→ EXERCISE PROMPT
An exact retyping of every record is required.

- - - - - - -

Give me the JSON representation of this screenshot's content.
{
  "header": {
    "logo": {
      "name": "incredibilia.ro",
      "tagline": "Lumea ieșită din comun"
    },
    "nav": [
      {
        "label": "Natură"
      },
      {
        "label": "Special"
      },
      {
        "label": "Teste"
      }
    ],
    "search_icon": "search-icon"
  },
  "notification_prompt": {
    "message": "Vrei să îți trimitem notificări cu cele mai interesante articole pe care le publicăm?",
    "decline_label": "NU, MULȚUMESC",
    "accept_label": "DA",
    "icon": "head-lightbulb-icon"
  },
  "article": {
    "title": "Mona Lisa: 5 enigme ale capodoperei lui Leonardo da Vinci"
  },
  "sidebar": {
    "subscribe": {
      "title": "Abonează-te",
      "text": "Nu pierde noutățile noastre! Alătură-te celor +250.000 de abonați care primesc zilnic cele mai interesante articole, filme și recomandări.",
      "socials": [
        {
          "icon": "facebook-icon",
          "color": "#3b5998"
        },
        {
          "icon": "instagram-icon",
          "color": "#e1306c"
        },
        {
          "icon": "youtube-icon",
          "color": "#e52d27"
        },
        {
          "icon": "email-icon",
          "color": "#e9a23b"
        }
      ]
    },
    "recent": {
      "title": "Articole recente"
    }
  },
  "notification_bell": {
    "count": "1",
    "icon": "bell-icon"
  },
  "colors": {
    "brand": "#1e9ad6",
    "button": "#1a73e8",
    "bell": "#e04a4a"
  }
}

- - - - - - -

→ TASK ANSWER
Give me the JSON representation of this screenshot's content.
{
  "header": {
    "logo": {
      "name": "incredibilia.ro",
      "tagline": "Lumea ieșită din comun"
    },
    "nav": [
      {
        "label": "Natură"
      },
      {
        "label": "Special"
      },
      {
        "label": "Teste"
      }
    ],
    "search_icon": "search-icon"
  },
  "notification_prompt": {
    "message": "Vrei să îți trimitem notificări cu cele mai interesante articole pe care le publicăm?",
    "decline_label": "NU, MULȚUMESC",
    "accept_label": "DA",
    "icon": "head-lightbulb-icon"
  },
  "article": {
    "title": "Mona Lisa: 5 enigme ale capodoperei lui Leonardo da Vinci"
  },
  "sidebar": {
    "subscribe": {
      "title": "Abonează-te",
      "text": "Nu pierde noutățile noastre! Alătură-te celor +250.000 de abonați care primesc zilnic cele mai interesante articole, filme și recomandări.",
      "socials": [
        {
          "icon": "facebook-icon",
          "color": "#3b5998"
        },
        {
          "icon": "instagram-icon",
          "color": "#e1306c"
        },
        {
          "icon": "youtube-icon",
          "color": "#e52d27"
        },
        {
          "icon": "email-icon",
          "color": "#e9a23b"
        }
      ]
    },
    "recent": {
      "title": "Articole recente"
    }
  },
  "notification_bell": {
    "count": "1",
    "icon": "bell-icon"
  },
  "colors": {
    "brand": "#1e9ad6",
    "button": "#1a73e8",
    "bell": "#e04a4a"
  }
}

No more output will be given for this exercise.